Following the Columbine High School shootings of 1999, Rhode Island legislators did something very smart. They passed a law requiring school districts to adopt safety plans in public, and only after giving members of the public an opportunity to comment.
Rhode Island Gov. Lincoln Chafee. AP
Several years later, however, the state’s lawmakers did something stupid. After the Sandy Hook Elementary School massacre of 2012, the legislature inexplicably took the opposite approach. Lawmakers exempted all documents related to a “school safety plan” from the state’s Access to Public Records Act (ARPA). And Rhode Island Governor Lincoln Chafee signed the bill into law.
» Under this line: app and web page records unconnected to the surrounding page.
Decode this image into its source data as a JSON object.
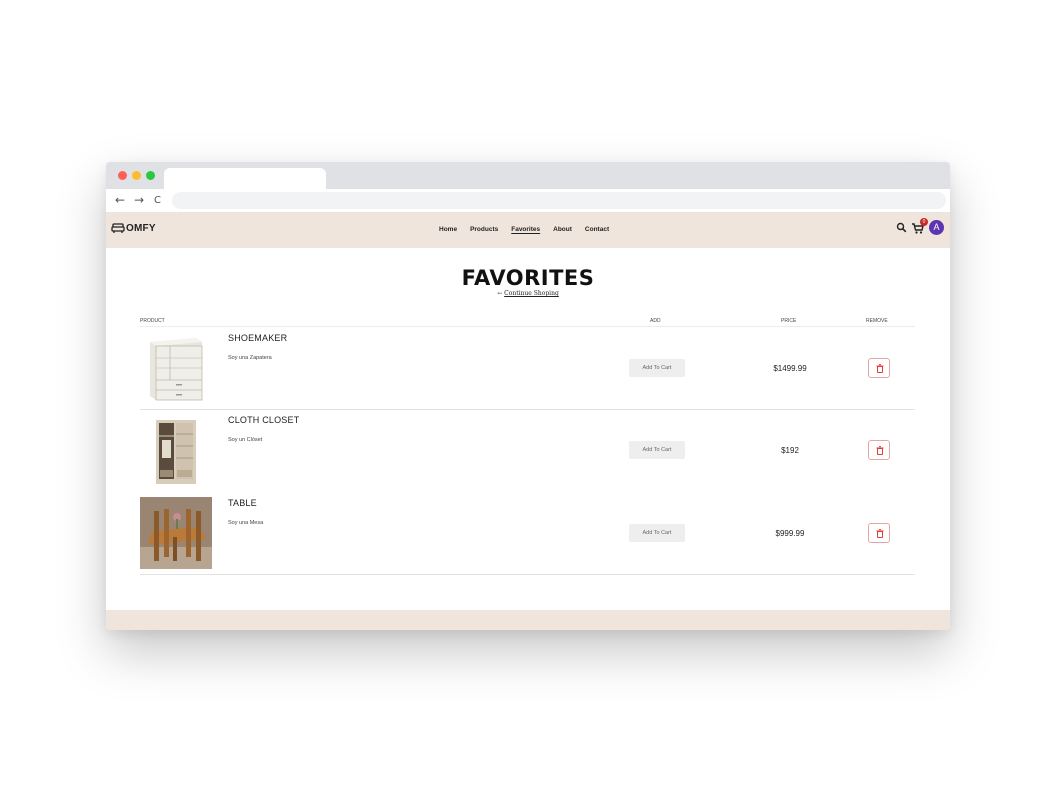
{
  "browser": {
    "back": "←",
    "forward": "→",
    "reload": "C",
    "colors": {
      "close": "#ff5f57",
      "minimize": "#febc2e",
      "maximize": "#28c840"
    }
  },
  "header": {
    "logo_text": "OMFY",
    "nav": [
      "Home",
      "Products",
      "Favorites",
      "About",
      "Contact"
    ],
    "active_nav": "Favorites",
    "cart_count": "0",
    "avatar_letter": "A",
    "colors": {
      "bg": "#efe5dc",
      "badge": "#c62828",
      "avatar": "#5e35b1"
    }
  },
  "page": {
    "title": "FAVORITES",
    "continue_arrow": "←",
    "continue_text": "Continue Shoping"
  },
  "table": {
    "headers": {
      "product": "PRODUCT",
      "add": "ADD",
      "price": "PRICE",
      "remove": "REMOVE"
    },
    "rows": [
      {
        "name": "SHOEMAKER",
        "desc": "Soy una Zapatera",
        "add_label": "Add To Cart",
        "price": "$1499.99",
        "image": "white-shoe-cabinet"
      },
      {
        "name": "CLOTH CLOSET",
        "desc": "Soy un Clóset",
        "add_label": "Add To Cart",
        "price": "$192",
        "image": "wooden-wardrobe"
      },
      {
        "name": "TABLE",
        "desc": "Soy una Mesa",
        "add_label": "Add To Cart",
        "price": "$999.99",
        "image": "dining-table-set"
      }
    ]
  }
}
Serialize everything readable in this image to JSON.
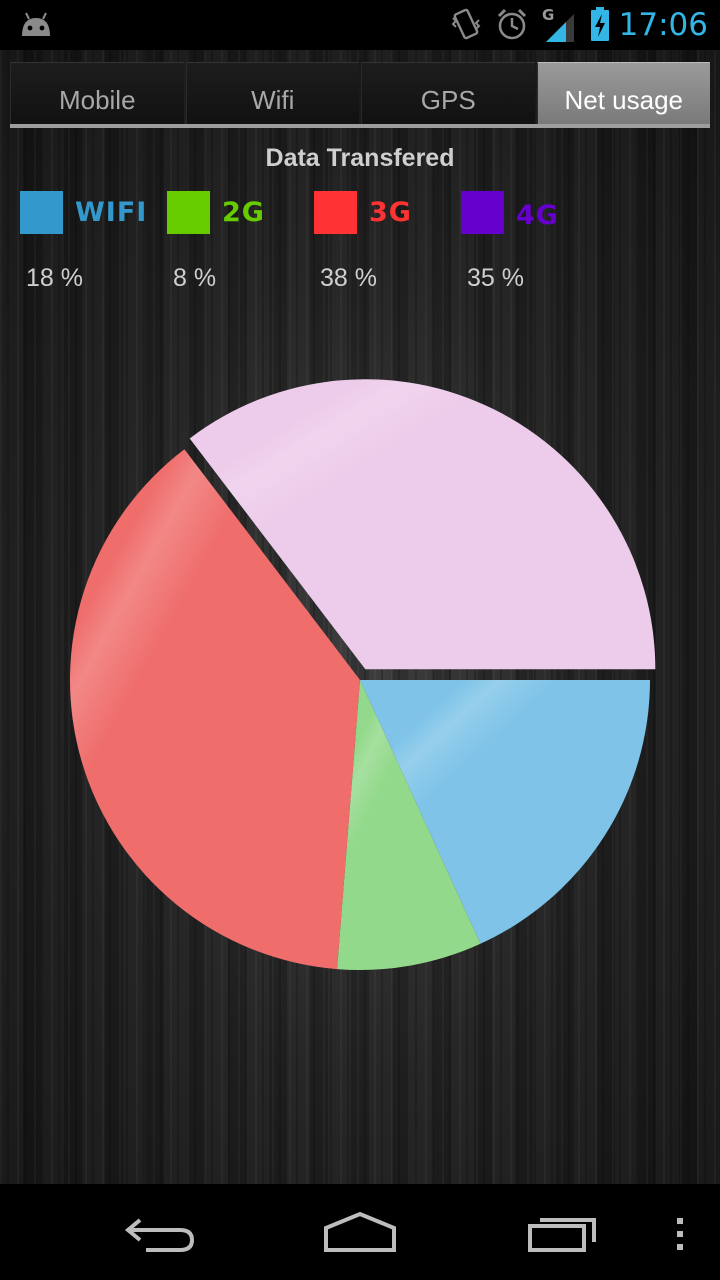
{
  "status_bar": {
    "time": "17:06",
    "network_type": "G",
    "icons": [
      "android-icon",
      "vibrate-icon",
      "alarm-icon",
      "signal-icon",
      "battery-charging-icon"
    ]
  },
  "tabs": [
    {
      "label": "Mobile",
      "active": false
    },
    {
      "label": "Wifi",
      "active": false
    },
    {
      "label": "GPS",
      "active": false
    },
    {
      "label": "Net usage",
      "active": true
    }
  ],
  "chart_data": {
    "type": "pie",
    "title": "Data Transfered",
    "categories": [
      "WIFI",
      "2G",
      "3G",
      "4G"
    ],
    "values": [
      18,
      8,
      38,
      35
    ],
    "value_labels": [
      "18 %",
      "8 %",
      "38 %",
      "35 %"
    ],
    "legend_colors": [
      "#3399cc",
      "#66cc00",
      "#ff3333",
      "#6600cc"
    ],
    "slice_colors": [
      "#7fc4e8",
      "#93d98b",
      "#ef6e6c",
      "#edcbea"
    ],
    "exploded": "4G",
    "legend": "top"
  },
  "nav_bar": {
    "icons": [
      "back-icon",
      "home-icon",
      "recent-apps-icon",
      "menu-icon"
    ]
  }
}
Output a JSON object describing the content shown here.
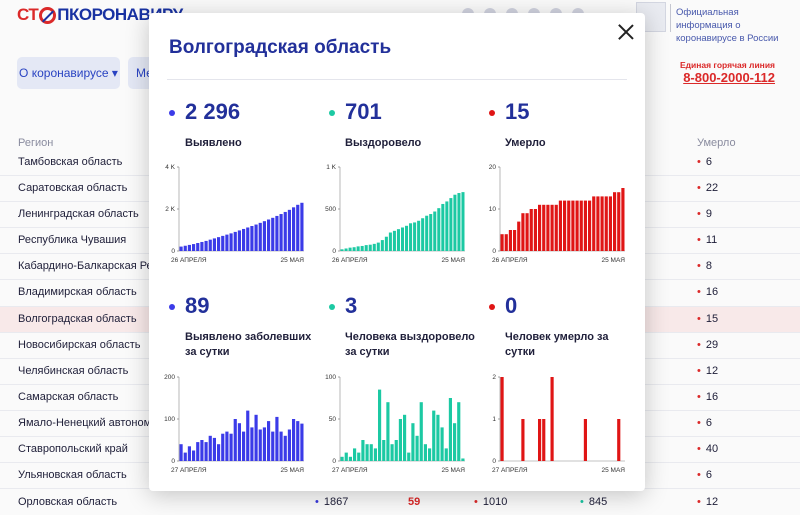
{
  "header": {
    "logo": {
      "part1": "СТ",
      "part2": "ПКОРОНАВИРУ"
    },
    "official": "Официальная информация о коронавирусе в России",
    "nav_about": "О коронавирусе ▾",
    "nav_measures": "Ме",
    "hotline_label": "Единая горячая линия",
    "hotline_phone": "8-800-2000-112"
  },
  "table": {
    "col_region": "Регион",
    "col_deaths": "Умерло",
    "rows": [
      {
        "region": "Тамбовская область",
        "deaths": "6"
      },
      {
        "region": "Саратовская область",
        "deaths": "22"
      },
      {
        "region": "Ленинградская область",
        "deaths": "9"
      },
      {
        "region": "Республика Чувашия",
        "deaths": "11"
      },
      {
        "region": "Кабардино-Балкарская Рес",
        "deaths": "8"
      },
      {
        "region": "Владимирская область",
        "deaths": "16"
      },
      {
        "region": "Волгоградская область",
        "deaths": "15"
      },
      {
        "region": "Новосибирская область",
        "deaths": "29"
      },
      {
        "region": "Челябинская область",
        "deaths": "12"
      },
      {
        "region": "Самарская область",
        "deaths": "16"
      },
      {
        "region": "Ямало-Ненецкий автономн",
        "deaths": "6"
      },
      {
        "region": "Ставропольский край",
        "deaths": "40"
      },
      {
        "region": "Ульяновская область",
        "deaths": "6"
      }
    ],
    "last_row": {
      "region": "Орловская область",
      "cases": "1867",
      "new": "59",
      "recovered": "1010",
      "recovered_new": "845",
      "deaths": "12"
    }
  },
  "modal": {
    "title": "Волгоградская область",
    "stats": [
      {
        "value": "2 296",
        "label": "Выявлено",
        "color": "#3b3be8"
      },
      {
        "value": "701",
        "label": "Выздоровело",
        "color": "#1cc9a3"
      },
      {
        "value": "15",
        "label": "Умерло",
        "color": "#e01515"
      },
      {
        "value": "89",
        "label": "Выявлено заболевших за сутки",
        "color": "#3b3be8"
      },
      {
        "value": "3",
        "label": "Человека выздоровело за сутки",
        "color": "#1cc9a3"
      },
      {
        "value": "0",
        "label": "Человек умерло за сутки",
        "color": "#e01515"
      }
    ]
  },
  "chart_data": [
    {
      "type": "bar",
      "title": "",
      "x_start": "26 АПРЕЛЯ",
      "x_end": "25 МАЯ",
      "yticks": [
        "0",
        "2 K",
        "4 K"
      ],
      "ylim": [
        0,
        4000
      ],
      "color": "#3b3be8",
      "values": [
        210,
        250,
        290,
        330,
        380,
        430,
        480,
        540,
        600,
        660,
        720,
        780,
        840,
        910,
        980,
        1050,
        1120,
        1190,
        1260,
        1340,
        1420,
        1500,
        1580,
        1670,
        1760,
        1860,
        1960,
        2080,
        2200,
        2296
      ]
    },
    {
      "type": "bar",
      "title": "",
      "x_start": "26 АПРЕЛЯ",
      "x_end": "25 МАЯ",
      "yticks": [
        "0",
        "500",
        "1 K"
      ],
      "ylim": [
        0,
        1000
      ],
      "color": "#1cc9a3",
      "values": [
        20,
        30,
        40,
        45,
        55,
        60,
        70,
        75,
        85,
        100,
        130,
        170,
        220,
        240,
        260,
        280,
        300,
        330,
        340,
        360,
        390,
        420,
        440,
        470,
        510,
        560,
        590,
        630,
        670,
        690,
        701
      ]
    },
    {
      "type": "bar",
      "title": "",
      "x_start": "26 АПРЕЛЯ",
      "x_end": "25 МАЯ",
      "yticks": [
        "0",
        "10",
        "20"
      ],
      "ylim": [
        0,
        20
      ],
      "color": "#e01515",
      "values": [
        4,
        4,
        5,
        5,
        7,
        9,
        9,
        10,
        10,
        11,
        11,
        11,
        11,
        11,
        12,
        12,
        12,
        12,
        12,
        12,
        12,
        12,
        13,
        13,
        13,
        13,
        13,
        14,
        14,
        15
      ]
    },
    {
      "type": "bar",
      "title": "",
      "x_start": "27 АПРЕЛЯ",
      "x_end": "25 МАЯ",
      "yticks": [
        "0",
        "100",
        "200"
      ],
      "ylim": [
        0,
        200
      ],
      "color": "#3b3be8",
      "values": [
        40,
        20,
        35,
        25,
        45,
        50,
        45,
        60,
        55,
        40,
        65,
        70,
        65,
        100,
        90,
        70,
        120,
        80,
        110,
        75,
        80,
        95,
        70,
        105,
        70,
        60,
        75,
        100,
        95,
        89
      ]
    },
    {
      "type": "bar",
      "title": "",
      "x_start": "27 АПРЕЛЯ",
      "x_end": "25 МАЯ",
      "yticks": [
        "0",
        "50",
        "100"
      ],
      "ylim": [
        0,
        100
      ],
      "color": "#1cc9a3",
      "values": [
        5,
        10,
        5,
        15,
        10,
        25,
        20,
        20,
        15,
        85,
        25,
        70,
        20,
        25,
        50,
        55,
        10,
        45,
        30,
        70,
        20,
        15,
        60,
        55,
        40,
        15,
        75,
        45,
        70,
        3
      ]
    },
    {
      "type": "bar",
      "title": "",
      "x_start": "27 АПРЕЛЯ",
      "x_end": "25 МАЯ",
      "yticks": [
        "0",
        "1",
        "2"
      ],
      "ylim": [
        0,
        2
      ],
      "color": "#e01515",
      "values": [
        2,
        0,
        0,
        0,
        0,
        1,
        0,
        0,
        0,
        1,
        1,
        0,
        2,
        0,
        0,
        0,
        0,
        0,
        0,
        0,
        1,
        0,
        0,
        0,
        0,
        0,
        0,
        0,
        1,
        0
      ]
    }
  ]
}
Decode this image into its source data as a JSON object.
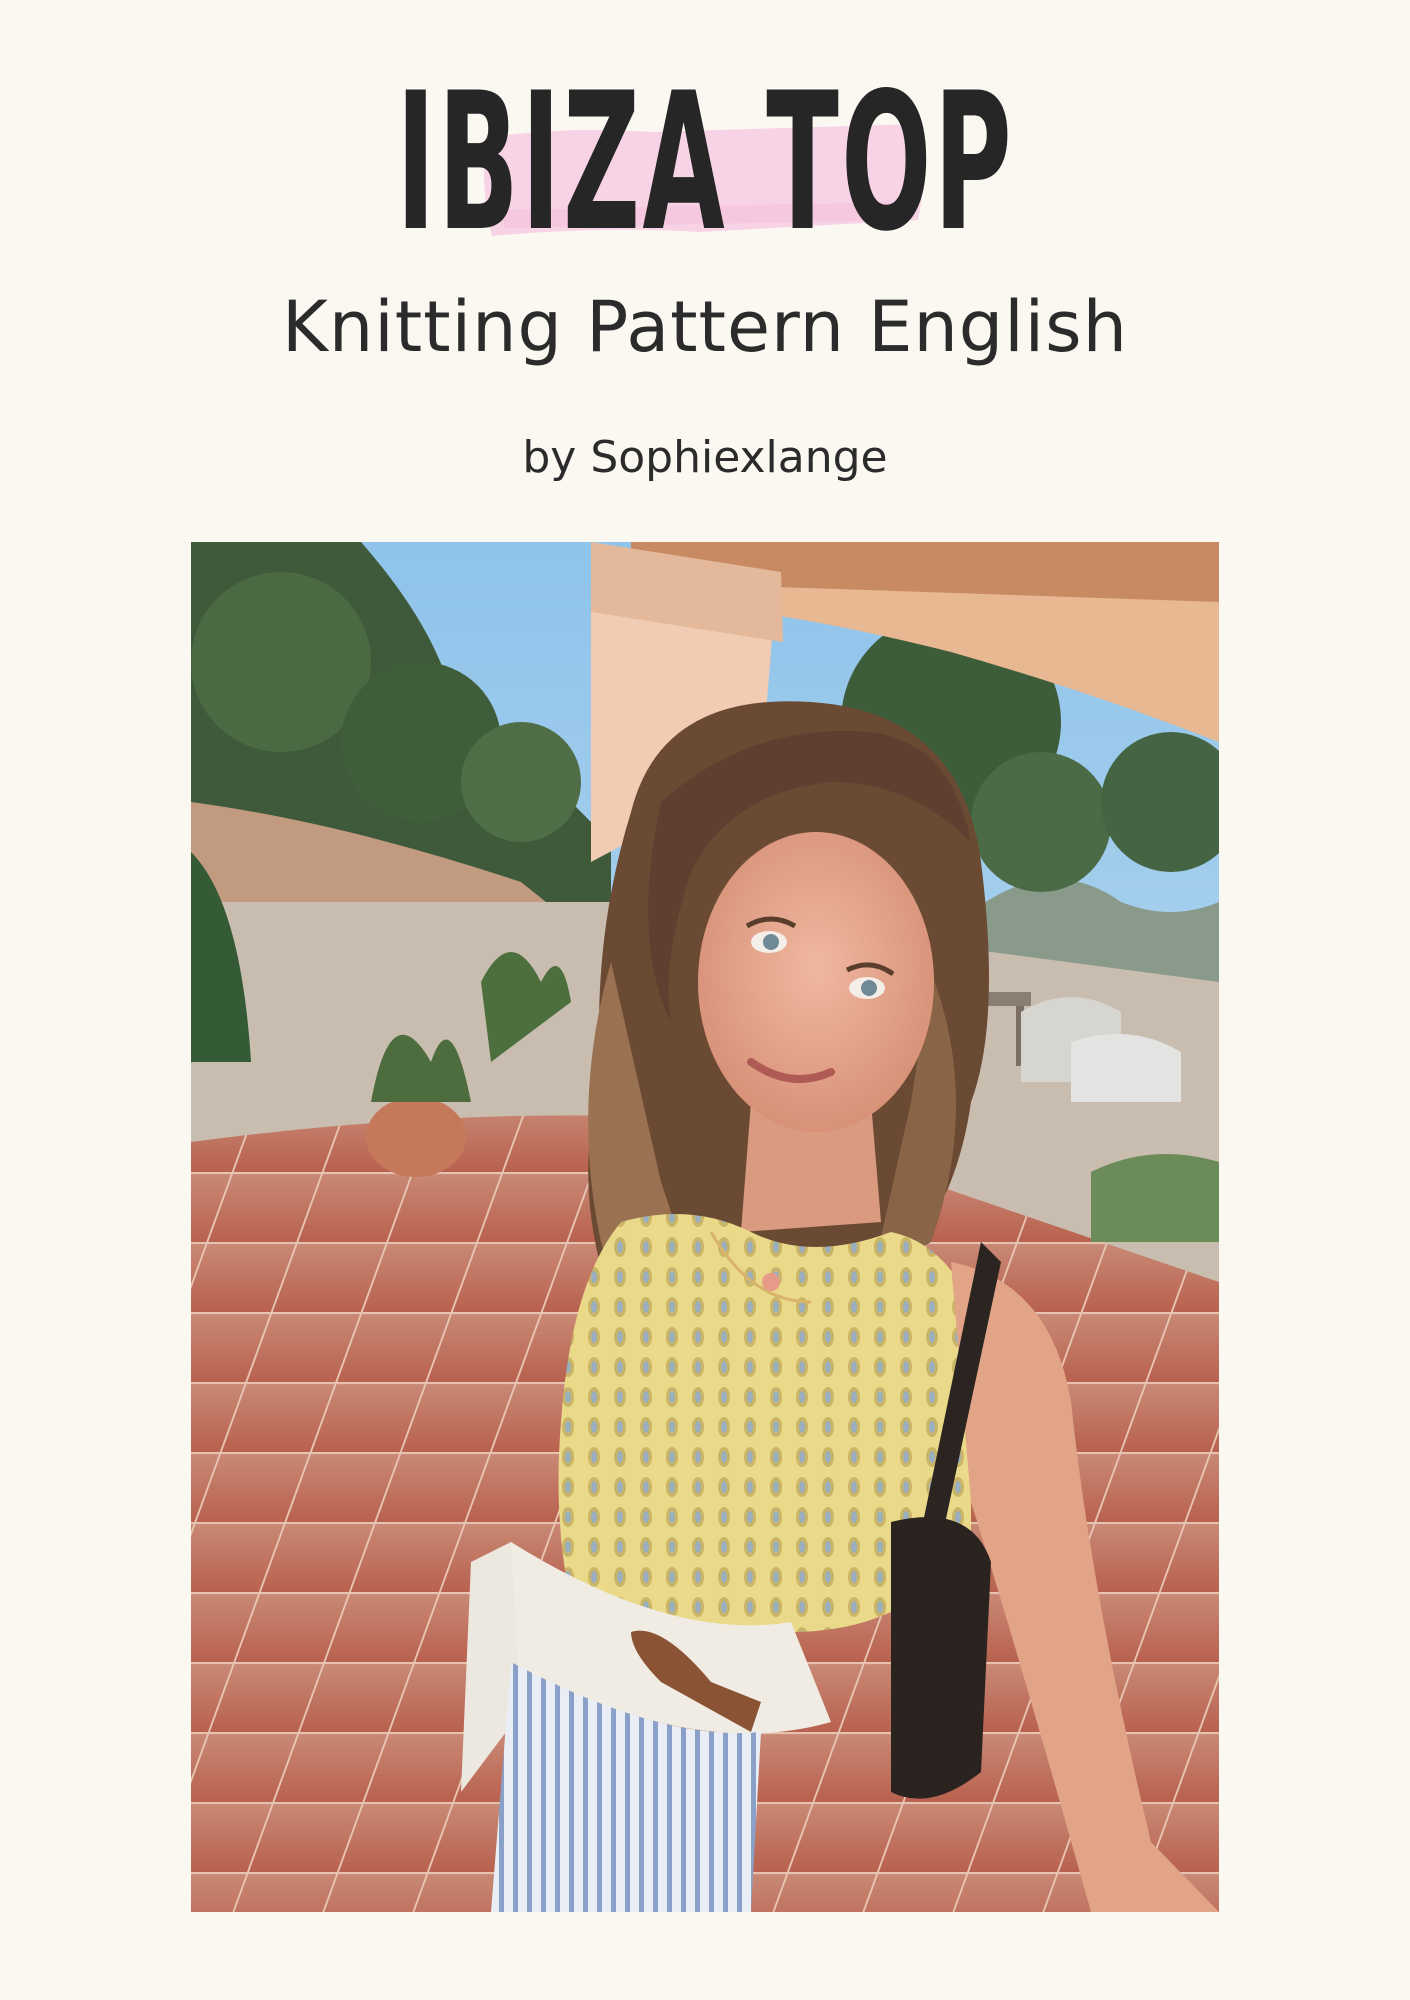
{
  "cover": {
    "title": "IBIZA TOP",
    "subtitle": "Knitting Pattern English",
    "byline": "by Sophiexlange"
  },
  "colors": {
    "background": "#faf8f1",
    "text": "#262626",
    "title_highlight": "#f8d3e6"
  }
}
The public-safety bill was just one of a series of exemptions to the 2012 overhaul of ARPA — widely praised as a step toward open government at the time, but soon bogged down with amendments protecting the identities of public employees and removing other information from public view.
“It seems we are witnessing a backlash of sorts against more transparency,” said Rosanna Cavanagh, executive director of the New England First Amendment Coalition, in an interview with the Providence Journal.
Legislators, naturally, said the new public-safety exemption would protect children. But Steven Brown, executive director of the ACLU of Rhode Island, offered a different interpretation.
The new requirements, Brown wrote, “would unfairly leave parents in the dark about what schools were doing to protect their children. Without public input, schools will be more likely to adopt flawed school safety plans, and nobody will be able to determine if schools are meeting safety standards.”